Shareholders primarily affect a business through their voting rights in company decisions. Shareholders generally have power equal to the percentage of shares they own. … The management often will put up major business changes to a vote by the shareholders.
The shareholder is the owner of the company that provides financial security for the company, has control over how the directors manage the company, and also receives a percentage of any profits generated by the company.
THE PERSON WHO CONTROLS THE VOTES OF THE SHAREHOLDERS ULTIMATELY CONTROLS THE CORPORATION. Thus let us examine the details of Shareholder voting. Shareholders determine action to be taken by the company, from election of directors to approval of corporate actions, by voting and normally each share allows one vote.
Shareholders are the owners of companies. … Shareholders play an important role in the financing, operations, governance and control aspects of a business.
As an ordinary shareholder you are entitled to:
- Participate in annual general meetings (including the election of directors and director remuneration)
- Access reports and other relevant company information.
- Dividends (should the company choose to pay a dividend)
- Dividend reinvestment plans (if offered by the company)
The objective of many shareholders is to influence the governance of the firm to meet their individual objectives and goals. Depending on the percentage of ownership she holds, a shareholder can significantly influence the business’s strategic decisions.
In a small business, the most important or primary stakeholders are the owners, staff and customers. In a large company, shareholders are the primary stakeholders as they can vote out directors if they believe they are running the business badly.
If there is no shareholders agreement in place, for as long as shareholders agree with the way the company’s affairs are managed and are happy with the relationships between themselves and the company, then no problems are likely to occur.

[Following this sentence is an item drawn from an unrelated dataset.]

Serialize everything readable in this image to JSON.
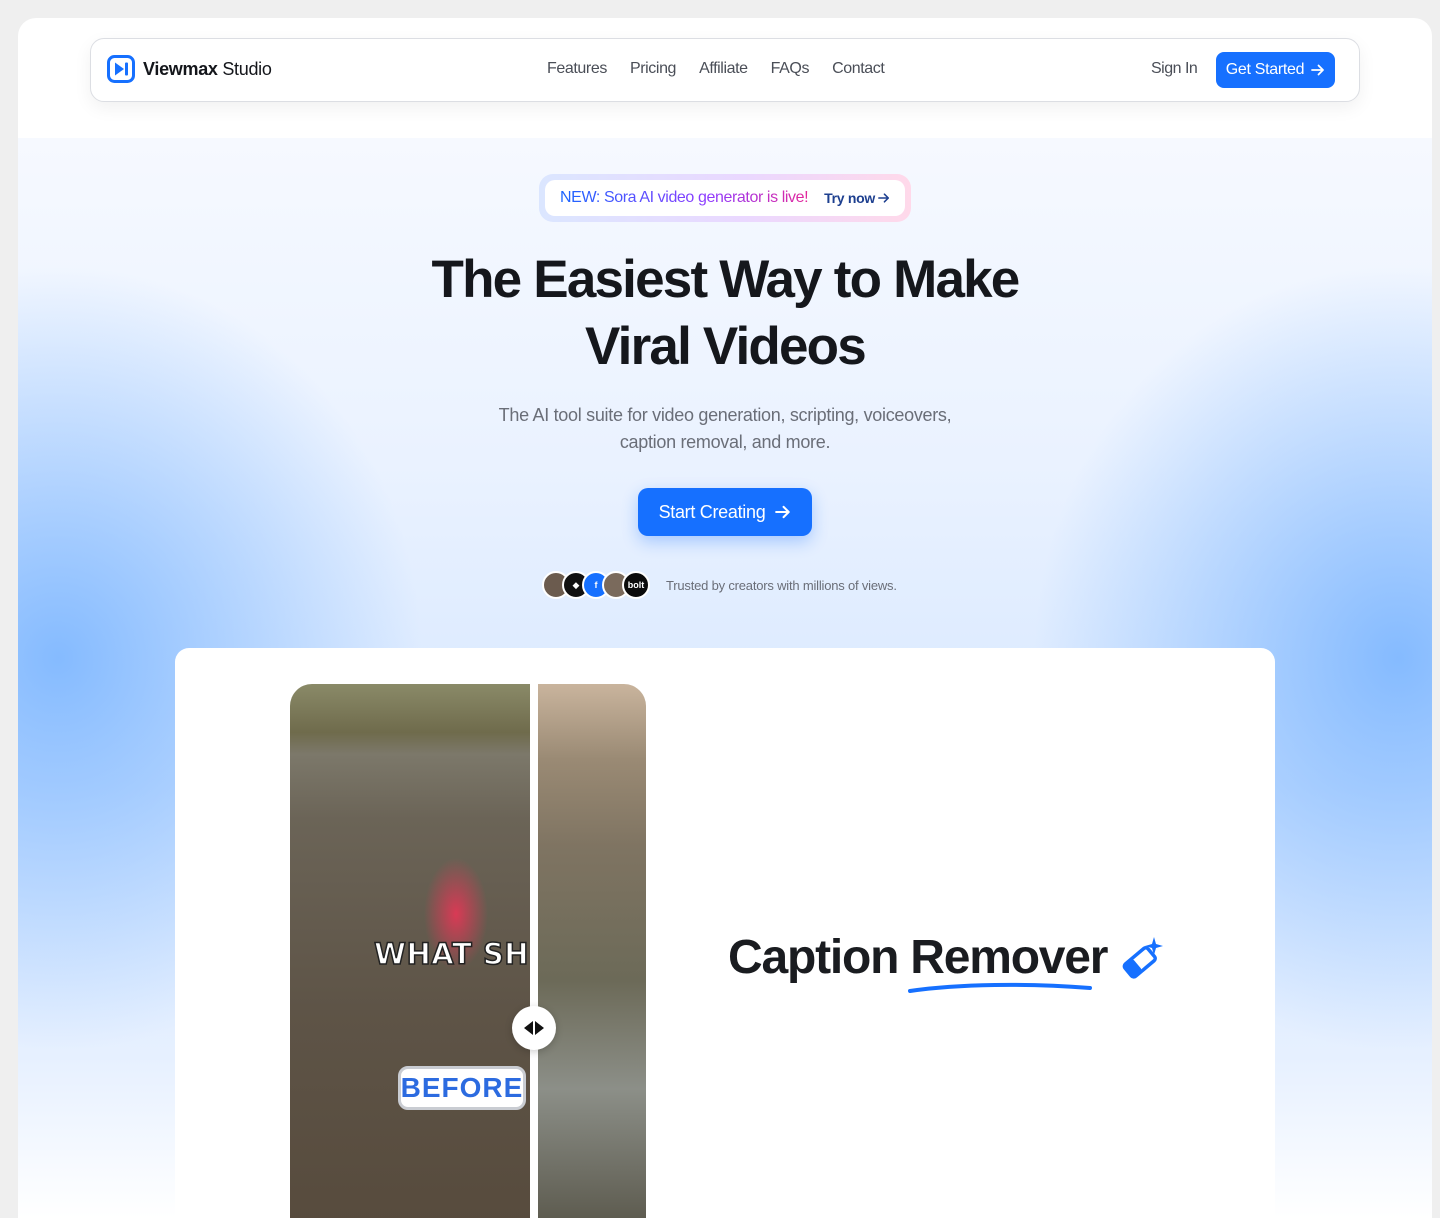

Shareholder (investor) activism can also force better corporate governance. … In the past such investors have preferred to sell their shares when they disagree with company policy, rather than intervene in the management of the company.